Board Votes “No” to Tax Cut, “Yes” to Stairmasters
Yesterday the County Board held our final meeting in the 2012 budgeting process (prior to the Board meeting on Dec. 13 when we approve the budget and tax levy amount). The proposed budget before us yesterday contains an actual cut in county spending of approximately 3% ($50 million) and no increase in the total property tax levy. We would need to cut spending in order to hold the levy flat due to the loss of money from other revenue sources, such as the state and federal government.
Despite the fact that the proposed budget does not include a tax increase, many county residents received their tax statement last week showing their property taxes increasing – some by double digits. That could happen for several reasons: 1) Changes in your home value as compared to the average valuation change in the county; 2) A change to state law this year that shifts the property tax burden from lower-valued homes to higher-valued homes and commercial property; and/or 3) Possibly tax increases at other local levels of government such as your city or school district.
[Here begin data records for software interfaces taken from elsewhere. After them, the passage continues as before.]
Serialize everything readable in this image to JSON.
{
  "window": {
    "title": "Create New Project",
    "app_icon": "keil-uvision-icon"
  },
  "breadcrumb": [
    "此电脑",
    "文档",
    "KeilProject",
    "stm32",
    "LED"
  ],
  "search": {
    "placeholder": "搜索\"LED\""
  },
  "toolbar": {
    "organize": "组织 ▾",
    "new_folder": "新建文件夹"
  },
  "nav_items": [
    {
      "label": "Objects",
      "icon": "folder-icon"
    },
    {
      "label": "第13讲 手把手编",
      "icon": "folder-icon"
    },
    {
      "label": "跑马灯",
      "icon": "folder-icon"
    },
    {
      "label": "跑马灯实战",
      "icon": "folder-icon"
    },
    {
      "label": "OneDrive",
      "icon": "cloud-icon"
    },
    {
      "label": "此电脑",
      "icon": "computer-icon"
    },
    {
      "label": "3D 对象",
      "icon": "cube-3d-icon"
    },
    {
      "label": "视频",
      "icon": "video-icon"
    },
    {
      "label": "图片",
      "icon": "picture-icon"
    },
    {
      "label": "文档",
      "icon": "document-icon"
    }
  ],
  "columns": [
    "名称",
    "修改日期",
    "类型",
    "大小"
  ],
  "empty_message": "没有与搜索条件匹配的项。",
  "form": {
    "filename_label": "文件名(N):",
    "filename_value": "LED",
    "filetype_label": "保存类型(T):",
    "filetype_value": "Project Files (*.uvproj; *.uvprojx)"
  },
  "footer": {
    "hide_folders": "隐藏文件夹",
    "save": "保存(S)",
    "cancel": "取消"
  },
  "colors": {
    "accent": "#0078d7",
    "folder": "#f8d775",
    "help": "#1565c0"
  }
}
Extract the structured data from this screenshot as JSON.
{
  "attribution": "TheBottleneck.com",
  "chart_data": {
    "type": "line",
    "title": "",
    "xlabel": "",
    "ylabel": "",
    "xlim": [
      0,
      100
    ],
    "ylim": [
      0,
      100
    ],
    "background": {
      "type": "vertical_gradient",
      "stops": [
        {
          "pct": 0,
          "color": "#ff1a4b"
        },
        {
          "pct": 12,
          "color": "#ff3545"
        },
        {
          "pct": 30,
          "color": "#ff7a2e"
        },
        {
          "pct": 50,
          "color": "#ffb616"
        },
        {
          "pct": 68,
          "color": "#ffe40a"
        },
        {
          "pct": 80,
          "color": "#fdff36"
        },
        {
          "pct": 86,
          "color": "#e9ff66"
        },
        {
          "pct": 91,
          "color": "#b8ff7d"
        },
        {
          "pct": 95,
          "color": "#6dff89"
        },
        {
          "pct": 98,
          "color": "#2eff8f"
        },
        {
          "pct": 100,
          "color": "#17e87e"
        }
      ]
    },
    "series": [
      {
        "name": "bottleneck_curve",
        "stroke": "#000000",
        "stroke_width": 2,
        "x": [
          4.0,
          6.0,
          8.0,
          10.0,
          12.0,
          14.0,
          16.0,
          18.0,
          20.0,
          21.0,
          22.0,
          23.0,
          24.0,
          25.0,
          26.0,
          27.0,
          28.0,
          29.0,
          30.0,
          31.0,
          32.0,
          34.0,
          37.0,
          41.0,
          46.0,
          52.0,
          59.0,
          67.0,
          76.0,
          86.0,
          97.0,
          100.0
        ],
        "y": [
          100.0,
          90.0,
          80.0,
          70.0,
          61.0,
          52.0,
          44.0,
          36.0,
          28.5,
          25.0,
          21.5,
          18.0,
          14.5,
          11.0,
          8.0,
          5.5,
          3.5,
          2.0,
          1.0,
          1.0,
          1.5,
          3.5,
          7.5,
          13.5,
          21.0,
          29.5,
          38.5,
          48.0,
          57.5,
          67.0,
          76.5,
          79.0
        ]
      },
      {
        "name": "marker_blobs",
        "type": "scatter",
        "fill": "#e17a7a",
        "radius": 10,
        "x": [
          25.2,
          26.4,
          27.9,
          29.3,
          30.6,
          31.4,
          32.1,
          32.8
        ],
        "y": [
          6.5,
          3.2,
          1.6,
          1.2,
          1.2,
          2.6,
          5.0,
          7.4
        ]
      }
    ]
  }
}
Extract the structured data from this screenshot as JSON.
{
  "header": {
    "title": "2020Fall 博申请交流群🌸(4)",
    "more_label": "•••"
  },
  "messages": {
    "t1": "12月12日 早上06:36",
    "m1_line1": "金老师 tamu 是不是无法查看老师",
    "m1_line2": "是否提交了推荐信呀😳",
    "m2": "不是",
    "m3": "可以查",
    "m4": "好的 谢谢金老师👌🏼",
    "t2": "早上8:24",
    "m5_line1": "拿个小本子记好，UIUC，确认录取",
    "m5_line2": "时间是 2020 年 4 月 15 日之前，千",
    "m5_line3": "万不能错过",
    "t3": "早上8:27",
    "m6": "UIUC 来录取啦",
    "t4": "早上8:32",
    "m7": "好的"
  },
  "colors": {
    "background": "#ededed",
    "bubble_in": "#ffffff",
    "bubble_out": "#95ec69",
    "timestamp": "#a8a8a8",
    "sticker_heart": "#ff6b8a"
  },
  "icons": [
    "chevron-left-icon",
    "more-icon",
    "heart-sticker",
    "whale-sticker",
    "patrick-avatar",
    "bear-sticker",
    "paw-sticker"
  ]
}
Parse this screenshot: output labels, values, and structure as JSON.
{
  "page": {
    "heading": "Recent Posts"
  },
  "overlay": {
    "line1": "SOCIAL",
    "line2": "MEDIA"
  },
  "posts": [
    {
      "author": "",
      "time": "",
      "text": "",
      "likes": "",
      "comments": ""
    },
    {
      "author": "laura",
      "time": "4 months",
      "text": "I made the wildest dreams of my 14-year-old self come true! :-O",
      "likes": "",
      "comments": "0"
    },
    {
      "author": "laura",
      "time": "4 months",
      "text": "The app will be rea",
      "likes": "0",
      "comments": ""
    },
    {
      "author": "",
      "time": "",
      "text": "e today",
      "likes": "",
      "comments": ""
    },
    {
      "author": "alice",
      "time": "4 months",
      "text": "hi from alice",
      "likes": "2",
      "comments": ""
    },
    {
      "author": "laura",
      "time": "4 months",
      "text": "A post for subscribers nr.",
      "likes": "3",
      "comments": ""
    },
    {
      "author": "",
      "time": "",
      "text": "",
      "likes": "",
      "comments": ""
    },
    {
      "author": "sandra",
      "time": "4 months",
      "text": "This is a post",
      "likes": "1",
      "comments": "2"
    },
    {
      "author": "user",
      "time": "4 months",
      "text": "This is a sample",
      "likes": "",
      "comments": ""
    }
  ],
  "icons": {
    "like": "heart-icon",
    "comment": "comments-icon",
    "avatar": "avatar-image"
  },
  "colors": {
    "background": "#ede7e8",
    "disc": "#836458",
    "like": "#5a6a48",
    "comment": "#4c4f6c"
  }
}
Yesterday’s meeting provided an opportunity for Commissioners to offer amendments to the budget before our final vote in two weeks.
I offered an amendment to cut the general property tax levy by 2.56% (just under $17 million). That amount is what our Budget/Finance Department told me would be necessary to hold the median-value home in Hennepin County harmless from a county tax increase. My proposal failed on a vote of 1 – 6.
I found the $17 million in the proposed budget for this levy cut from the $23 million contingency budget for 2012. Every year the county levies tax dollars to place into a contingency fund to cover unforseen or emergency expenses or unexpected cuts to revenue (such as a mid-year cut to county aid from the state). We consistently set aside entirely too much for contingency, however, and then end up rolling what’s left over every year into our fund balance, part of which we use to fund projects the next year.
In 2011, for example, we levied for a $21.6 million contingency. As of today, we have spent just over $400,000 of that (yes, that’s less than 2%). That will leave us with over $21 million unspent in the contingency fund at the end of the year. Last year, the unspent amount was $8.8 million. The year before was $15.4 million. In the past 8 years, we have over-levied for contingency by more than $90 million.
Obviously, we are not using our contingency fund for the purpose it is intended – emergency spending. And we clearly will not need anything near the $23 million being proposed for contingency in 2012. So, amazingly, we could cut the property tax levy in a way that would hold the “average” homeowner harmless from a county tax increase without cutting a single program.
This would not, by the way, be “kicking the can down the road” as we have seen to a certain extent at both the state and federal levels of government lately. If we cut the contingency budget by $17 million going forward and were disciplined enough to stay within the $6.2 million contingency budget that remained (which county history suggests would not be difficult), that would be an ongoing change to the budget that would be realized each year. This would not use one-time money to fund a permanent tax cut.
After some discussion, my amendment failed on a vote of 1 – 6.
Just prior to my property tax amendment, the Board passed an amendment to extend the county’s “Trade Time Off for Fitness” program to include the seven county commissioners, the county sheriff and the county attorney (the nine elected officials in the county). This amendment passed on a vote of 4 -3 (with Randy Johnson, Jan Callison and me voting no).
The Trade Time Off for Fitness program allows county employees to trade unused paid time off (PTO) to pay for health club dues or other fitness-related expenses (such as the purchase of bikes or home exercise equipment) in an amount up to $2000 per year. When the program was first created, elected officials were apparently not included in it because we don’t use the PTO system (we self-monitor our time off) and therefore have nothing to “trade” for this $2000 benefit.
The 4 – 3 vote yesterday provided that benefit to each member of the county board (and the county attorney and sheriff), essentially increasing our potential compensation by $2000 (or just under 2%).
I didn’t support this change (and will not take advantage of it even though it passed) as I think it’s fair to say that the taxpayers of Hennepin County already compensate us as commissioners quite well. Yes, some or all of us could probably make more in the private sector, but we each chose to seek this position knowing the compensation level. At a time when taxpayers are seeing increased property tax bills and county employees are wrapping up their second year without a pay increase, this probably wasn’t the best move we could have made.
But hey, at least by this time next year the county board will have some really killer quads.